◆ **Extracted records**:
★ ★ ★ ★ ★ ★ ★
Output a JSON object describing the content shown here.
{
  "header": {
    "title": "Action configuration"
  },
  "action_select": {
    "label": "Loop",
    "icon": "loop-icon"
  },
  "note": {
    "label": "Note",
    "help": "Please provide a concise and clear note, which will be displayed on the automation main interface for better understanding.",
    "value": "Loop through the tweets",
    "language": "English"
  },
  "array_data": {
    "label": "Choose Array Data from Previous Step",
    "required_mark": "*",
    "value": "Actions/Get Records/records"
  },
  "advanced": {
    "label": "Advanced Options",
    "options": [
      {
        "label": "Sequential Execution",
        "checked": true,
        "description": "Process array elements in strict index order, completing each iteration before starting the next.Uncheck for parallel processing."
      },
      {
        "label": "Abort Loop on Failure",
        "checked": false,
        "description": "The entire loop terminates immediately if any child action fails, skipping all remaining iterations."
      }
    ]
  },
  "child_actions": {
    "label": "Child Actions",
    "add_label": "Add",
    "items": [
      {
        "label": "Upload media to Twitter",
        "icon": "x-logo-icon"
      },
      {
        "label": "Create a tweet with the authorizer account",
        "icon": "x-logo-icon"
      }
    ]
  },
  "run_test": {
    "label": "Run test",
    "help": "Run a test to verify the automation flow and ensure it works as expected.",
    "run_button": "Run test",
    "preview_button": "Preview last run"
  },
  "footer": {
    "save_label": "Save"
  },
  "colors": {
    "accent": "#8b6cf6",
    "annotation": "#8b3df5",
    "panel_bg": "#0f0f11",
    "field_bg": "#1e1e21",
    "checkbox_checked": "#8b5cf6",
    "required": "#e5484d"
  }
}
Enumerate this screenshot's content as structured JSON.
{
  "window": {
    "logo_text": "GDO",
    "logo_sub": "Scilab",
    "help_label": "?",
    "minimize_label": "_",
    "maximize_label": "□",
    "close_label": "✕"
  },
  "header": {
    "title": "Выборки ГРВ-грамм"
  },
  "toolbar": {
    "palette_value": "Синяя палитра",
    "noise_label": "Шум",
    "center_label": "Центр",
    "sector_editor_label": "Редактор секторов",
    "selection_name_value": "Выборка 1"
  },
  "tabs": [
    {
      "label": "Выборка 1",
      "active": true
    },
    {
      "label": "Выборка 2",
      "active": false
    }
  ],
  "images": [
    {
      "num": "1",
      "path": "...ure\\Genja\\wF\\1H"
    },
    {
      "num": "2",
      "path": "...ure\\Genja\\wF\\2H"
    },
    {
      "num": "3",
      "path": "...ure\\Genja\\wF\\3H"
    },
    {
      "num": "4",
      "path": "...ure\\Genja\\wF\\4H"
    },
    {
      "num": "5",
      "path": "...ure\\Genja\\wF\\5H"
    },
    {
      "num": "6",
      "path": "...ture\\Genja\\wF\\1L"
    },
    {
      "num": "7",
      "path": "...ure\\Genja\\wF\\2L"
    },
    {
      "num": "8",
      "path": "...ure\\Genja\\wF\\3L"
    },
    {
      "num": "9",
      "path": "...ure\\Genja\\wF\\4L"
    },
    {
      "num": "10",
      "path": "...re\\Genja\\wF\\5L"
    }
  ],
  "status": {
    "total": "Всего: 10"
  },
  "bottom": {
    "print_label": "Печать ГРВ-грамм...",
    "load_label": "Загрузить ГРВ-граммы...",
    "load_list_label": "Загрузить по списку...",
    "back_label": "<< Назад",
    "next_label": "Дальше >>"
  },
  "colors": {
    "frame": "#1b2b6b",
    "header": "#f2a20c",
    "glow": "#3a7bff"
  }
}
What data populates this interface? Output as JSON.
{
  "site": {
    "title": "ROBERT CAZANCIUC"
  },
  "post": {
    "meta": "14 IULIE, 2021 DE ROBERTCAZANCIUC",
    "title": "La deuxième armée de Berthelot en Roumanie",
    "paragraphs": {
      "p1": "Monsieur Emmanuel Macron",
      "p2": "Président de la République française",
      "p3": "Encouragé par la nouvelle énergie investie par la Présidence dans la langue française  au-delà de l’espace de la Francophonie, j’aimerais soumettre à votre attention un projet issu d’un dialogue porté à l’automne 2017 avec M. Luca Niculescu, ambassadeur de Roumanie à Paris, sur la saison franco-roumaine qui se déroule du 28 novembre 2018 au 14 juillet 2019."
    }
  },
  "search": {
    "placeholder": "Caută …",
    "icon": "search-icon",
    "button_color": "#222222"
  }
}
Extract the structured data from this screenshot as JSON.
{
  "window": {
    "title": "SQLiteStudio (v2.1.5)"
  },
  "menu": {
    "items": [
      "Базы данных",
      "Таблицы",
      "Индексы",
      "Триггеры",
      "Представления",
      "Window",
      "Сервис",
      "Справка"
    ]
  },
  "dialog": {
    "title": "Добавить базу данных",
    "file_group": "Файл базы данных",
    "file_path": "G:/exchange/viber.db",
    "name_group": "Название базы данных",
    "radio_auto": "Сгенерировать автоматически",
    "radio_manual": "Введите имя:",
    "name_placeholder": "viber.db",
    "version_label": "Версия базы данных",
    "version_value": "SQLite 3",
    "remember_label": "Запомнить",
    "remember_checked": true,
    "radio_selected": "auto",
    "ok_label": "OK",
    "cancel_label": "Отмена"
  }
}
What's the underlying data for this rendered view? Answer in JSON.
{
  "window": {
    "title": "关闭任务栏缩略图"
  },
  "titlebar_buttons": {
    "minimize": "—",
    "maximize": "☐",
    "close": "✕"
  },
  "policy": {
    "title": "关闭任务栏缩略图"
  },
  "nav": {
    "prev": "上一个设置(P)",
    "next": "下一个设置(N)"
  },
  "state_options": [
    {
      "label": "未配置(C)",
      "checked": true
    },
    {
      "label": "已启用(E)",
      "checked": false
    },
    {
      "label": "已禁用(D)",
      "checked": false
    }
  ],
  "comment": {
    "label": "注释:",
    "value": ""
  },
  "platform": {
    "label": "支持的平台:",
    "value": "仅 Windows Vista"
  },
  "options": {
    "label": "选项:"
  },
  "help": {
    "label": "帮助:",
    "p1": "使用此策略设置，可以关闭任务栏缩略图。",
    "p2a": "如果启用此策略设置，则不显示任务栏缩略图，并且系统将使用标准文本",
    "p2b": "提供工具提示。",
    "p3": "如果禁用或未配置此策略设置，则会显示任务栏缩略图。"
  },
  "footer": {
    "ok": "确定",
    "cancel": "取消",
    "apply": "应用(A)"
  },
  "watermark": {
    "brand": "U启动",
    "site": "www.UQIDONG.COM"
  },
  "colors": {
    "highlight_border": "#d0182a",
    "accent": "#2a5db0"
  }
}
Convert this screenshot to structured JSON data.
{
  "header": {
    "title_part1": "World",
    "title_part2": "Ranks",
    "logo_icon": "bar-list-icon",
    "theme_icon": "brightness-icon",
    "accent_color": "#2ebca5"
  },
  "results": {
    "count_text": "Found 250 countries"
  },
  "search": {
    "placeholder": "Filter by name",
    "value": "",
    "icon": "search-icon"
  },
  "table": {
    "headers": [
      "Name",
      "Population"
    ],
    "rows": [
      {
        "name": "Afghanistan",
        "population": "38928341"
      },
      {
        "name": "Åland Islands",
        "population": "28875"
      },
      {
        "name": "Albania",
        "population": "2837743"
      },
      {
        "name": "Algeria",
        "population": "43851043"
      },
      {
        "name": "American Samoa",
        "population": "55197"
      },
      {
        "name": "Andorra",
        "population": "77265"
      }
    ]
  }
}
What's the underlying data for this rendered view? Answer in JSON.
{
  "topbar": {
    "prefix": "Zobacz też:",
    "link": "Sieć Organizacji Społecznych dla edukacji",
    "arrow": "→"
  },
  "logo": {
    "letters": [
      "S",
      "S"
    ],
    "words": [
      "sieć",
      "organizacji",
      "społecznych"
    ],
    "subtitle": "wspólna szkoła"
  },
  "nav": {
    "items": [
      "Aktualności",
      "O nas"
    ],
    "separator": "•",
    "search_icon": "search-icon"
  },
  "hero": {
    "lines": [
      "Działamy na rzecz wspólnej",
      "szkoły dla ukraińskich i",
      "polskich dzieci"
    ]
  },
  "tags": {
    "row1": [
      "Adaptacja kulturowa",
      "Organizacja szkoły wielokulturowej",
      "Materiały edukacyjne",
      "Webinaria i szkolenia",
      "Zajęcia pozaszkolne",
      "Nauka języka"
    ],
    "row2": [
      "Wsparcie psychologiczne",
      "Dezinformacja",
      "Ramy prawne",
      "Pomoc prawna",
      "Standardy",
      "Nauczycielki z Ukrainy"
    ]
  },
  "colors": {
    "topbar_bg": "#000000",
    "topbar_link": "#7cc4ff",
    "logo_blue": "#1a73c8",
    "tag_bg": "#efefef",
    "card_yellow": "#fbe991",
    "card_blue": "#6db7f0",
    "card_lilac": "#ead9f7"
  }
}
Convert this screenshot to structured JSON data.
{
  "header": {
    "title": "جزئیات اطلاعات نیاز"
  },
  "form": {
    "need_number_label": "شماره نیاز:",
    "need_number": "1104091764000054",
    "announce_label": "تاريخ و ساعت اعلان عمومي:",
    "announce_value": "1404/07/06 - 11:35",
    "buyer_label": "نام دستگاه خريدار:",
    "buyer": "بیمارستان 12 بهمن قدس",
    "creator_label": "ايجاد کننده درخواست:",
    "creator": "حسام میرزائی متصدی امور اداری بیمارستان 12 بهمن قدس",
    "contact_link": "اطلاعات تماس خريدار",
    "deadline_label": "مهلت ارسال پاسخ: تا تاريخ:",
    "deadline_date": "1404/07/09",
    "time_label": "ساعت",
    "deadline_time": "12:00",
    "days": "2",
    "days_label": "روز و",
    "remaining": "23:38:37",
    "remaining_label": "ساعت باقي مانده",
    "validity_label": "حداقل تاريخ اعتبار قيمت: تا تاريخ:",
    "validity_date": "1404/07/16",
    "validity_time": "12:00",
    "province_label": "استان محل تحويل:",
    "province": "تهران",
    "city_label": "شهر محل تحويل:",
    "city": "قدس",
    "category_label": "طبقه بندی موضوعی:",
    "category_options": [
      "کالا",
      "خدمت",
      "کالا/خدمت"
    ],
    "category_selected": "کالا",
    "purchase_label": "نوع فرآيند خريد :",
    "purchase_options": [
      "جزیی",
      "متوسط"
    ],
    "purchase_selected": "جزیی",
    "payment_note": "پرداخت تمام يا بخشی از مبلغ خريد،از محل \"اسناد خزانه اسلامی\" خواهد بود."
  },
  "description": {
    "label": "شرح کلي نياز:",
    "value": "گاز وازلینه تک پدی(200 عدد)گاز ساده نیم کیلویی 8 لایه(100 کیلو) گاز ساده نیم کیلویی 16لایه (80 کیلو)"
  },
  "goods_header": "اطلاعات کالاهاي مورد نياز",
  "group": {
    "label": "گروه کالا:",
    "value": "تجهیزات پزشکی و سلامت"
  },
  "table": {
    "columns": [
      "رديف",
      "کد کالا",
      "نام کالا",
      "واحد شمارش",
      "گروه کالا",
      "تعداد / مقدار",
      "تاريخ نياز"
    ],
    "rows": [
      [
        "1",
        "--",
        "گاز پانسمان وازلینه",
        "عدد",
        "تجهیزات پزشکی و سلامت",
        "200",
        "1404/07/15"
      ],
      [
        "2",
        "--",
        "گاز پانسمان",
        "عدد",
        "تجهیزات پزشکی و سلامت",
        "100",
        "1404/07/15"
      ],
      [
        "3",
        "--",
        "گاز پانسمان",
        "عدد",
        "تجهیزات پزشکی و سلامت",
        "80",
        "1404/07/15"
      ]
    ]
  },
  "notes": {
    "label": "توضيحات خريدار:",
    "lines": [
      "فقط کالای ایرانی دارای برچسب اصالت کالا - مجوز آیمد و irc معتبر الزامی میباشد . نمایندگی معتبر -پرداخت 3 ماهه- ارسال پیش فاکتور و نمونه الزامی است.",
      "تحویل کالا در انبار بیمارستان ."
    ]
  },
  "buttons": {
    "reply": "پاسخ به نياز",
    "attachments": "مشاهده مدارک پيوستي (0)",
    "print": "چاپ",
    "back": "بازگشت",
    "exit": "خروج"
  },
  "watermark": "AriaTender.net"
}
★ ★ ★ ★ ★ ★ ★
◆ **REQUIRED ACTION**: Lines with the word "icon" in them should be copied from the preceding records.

◆ **WORKED SOLUTION**:
    "icon": "loop-icon"
        "icon": "x-logo-icon"
        "icon": "x-logo-icon"
    "icon": "search-icon",
    "logo_icon": "bar-list-icon",
    "theme_icon": "brightness-icon",
    "icon": "search-icon"
    "search_icon": "search-icon"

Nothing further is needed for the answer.